Carl Reiner passed away Monday at age 98, leaving behind a gigantic imprint on comedy and entertainment for the last several decades. He created The Dick Van Dyke Show, directed The Jerk, was half of the iconic “2000-year-old man” routine with fellow legend Mel Brooks, among several other things.
But Reiner had baseball connections, too. Whether it was participating in the Hollywood Stars game at Dodger Stadium ...
A funky farewell to the wonderful Carl Reiner, a true giant of comedy, seen here with his son @robreiner during the Hollywood Stars celebrity game at Dodger Stadium in 1972. #Dodgers #RIP pic.twitter.com/Z0DHmeBfuX— Dan Epstein (@BigHairPlasGras) June 30, 2020

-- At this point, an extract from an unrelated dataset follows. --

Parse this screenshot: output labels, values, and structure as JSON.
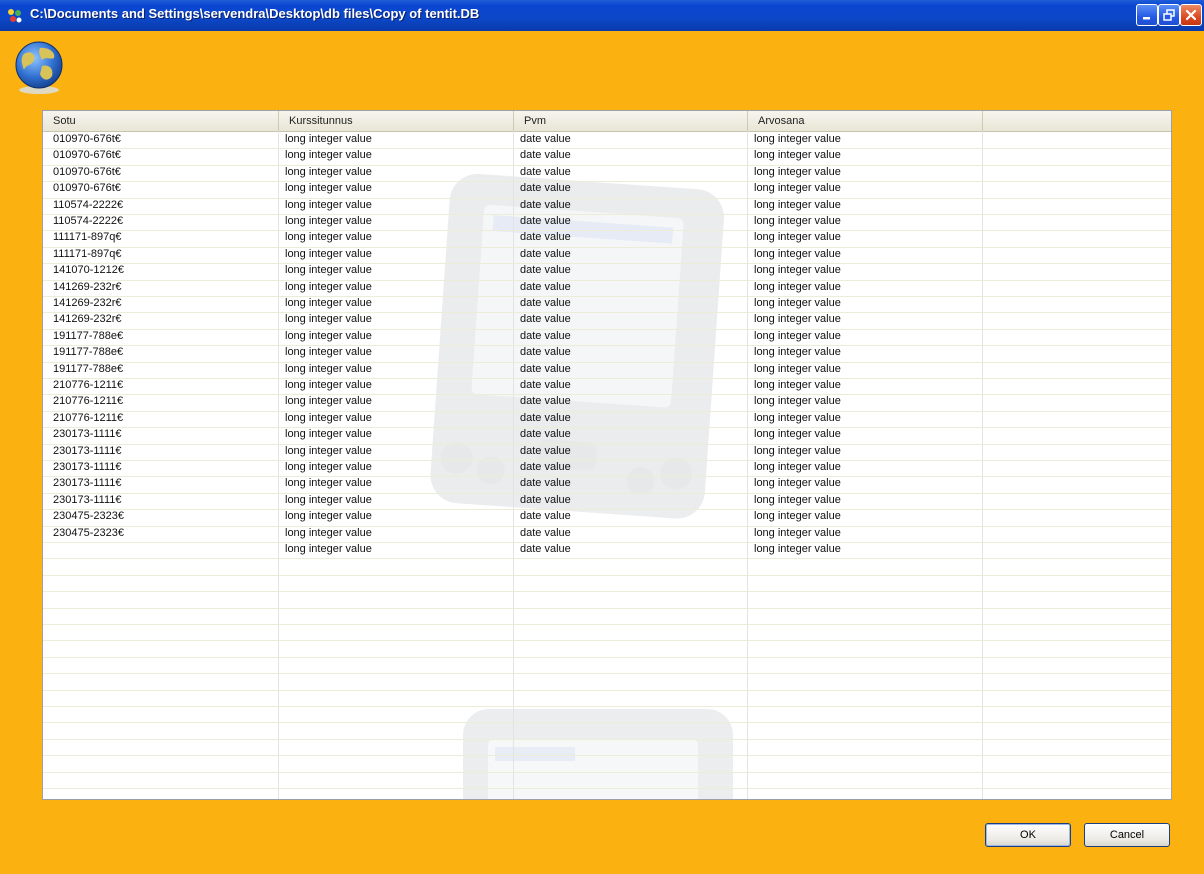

... or Reiner as a kid wanting to pitch in the major leagues:
If you read one thing about Reiner, outside of his obituary from the Associated Press, check out Michael Schur at the Hollywood Reporter, who wrote, “For 98 years, comedy flowed through Carl Reiner, and radiated off him, and followed him like an obedient hunting dog, ready to follow his commands.”

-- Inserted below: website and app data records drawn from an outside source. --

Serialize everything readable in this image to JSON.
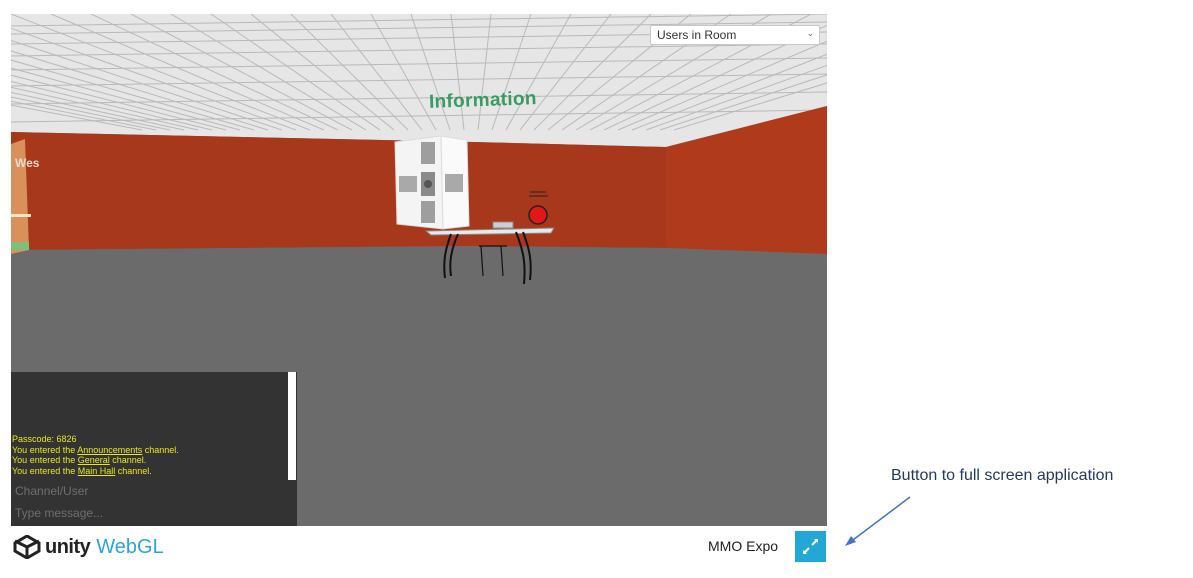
{
  "scene": {
    "sign": "Information",
    "wall_text": "Wes",
    "users_select": {
      "selected": "Users in Room"
    }
  },
  "chat": {
    "lines": [
      {
        "pre": "Passcode: 6826",
        "link": "",
        "post": ""
      },
      {
        "pre": "You entered the ",
        "link": "Announcements",
        "post": " channel."
      },
      {
        "pre": "You entered the ",
        "link": "General",
        "post": " channel."
      },
      {
        "pre": "You entered the ",
        "link": "Main Hall",
        "post": " channel."
      }
    ],
    "channel_placeholder": "Channel/User",
    "message_placeholder": "Type message..."
  },
  "footer": {
    "brand_unity": "unity",
    "brand_webgl": "WebGL",
    "app_title": "MMO Expo",
    "fullscreen_icon": "expand-icon"
  },
  "annotation": "Button to full screen application",
  "colors": {
    "wall": "#a8381c",
    "floor": "#6b6b6b",
    "ceiling": "#e6e6e6",
    "sign": "#3a9a63",
    "chat_bg": "#333333",
    "chat_text": "#e8e81e",
    "fullscreen_button": "#23a7d7",
    "webgl_brand": "#2aa6d9"
  }
}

Or maybe read this wonderful tweet thread with a story about Reiner and a 50-year-old joke:
I have a Carl Reiner story that I hold very dear to me. I figured I'd share it today, on the day of his passing, because I hope it will bring some other people some joy the way it does me.— Matthew Rosenberg (@AshcanPress) June 30, 2020
Matt Kelly at MLB.com wrote about five rookie pitchers who could make an impact this season, including Dodgers right-hander Dustin May.
Kurkjian also shared an accompanying video about Koufax:
With no fans in the stands for major league games this season, at least to start, Jared Diamond at the Wall Street Journal interviewed a few people who live in apartments with direct views into major league stadiums.
Joon Lee at ESPN studied the rise of Ivy Leaguers in major league front offices, and the ensuing homogeneity of baseball operations departments.
Barry Larkin, Mike Schmidt, and Terry Pendleton are among the former Most Valuable Players who want former commissioner Kennesaw Mountain Landis’ name removed from the MVP award, per Ben Walker of the Associated Press. “Removing his name from the MVP trophy would expose the injustice of that era. I’d gladly replace the engraving on my trophies,” Schmidt said.
On the 58th anniversary of Sandy Koufax’s first no-hitter, Tim Kurkjian at ESPN wrote about the Dodgers legend, including Willie Stargell saying, “Trying to hit Koufax was like drinking coffee with a fork.”
Cody Bellinger has a new Old Spice ad:
View this post on Instagram
Hold onto your jockstraps, boys! I’ve got some news that’ll literally blow your caps off. I’m teaming up with @OldSpice and my fellow athletes @killatrav, @ChristianYelich and @nolimitherro to say goodbye to hats forever (or at least until the season begins) and hello to AWESOME hair with one of Old Spice’s 7 Stylers! #HairIsAwesome #AvailableAtTarget #SponsoredObviously *Disclaimer: Due to team wardrobe requirements, I will be wearing a hat on the field...but you can bet on seeing my luscious locks fly whenever I step foot outside the stadium.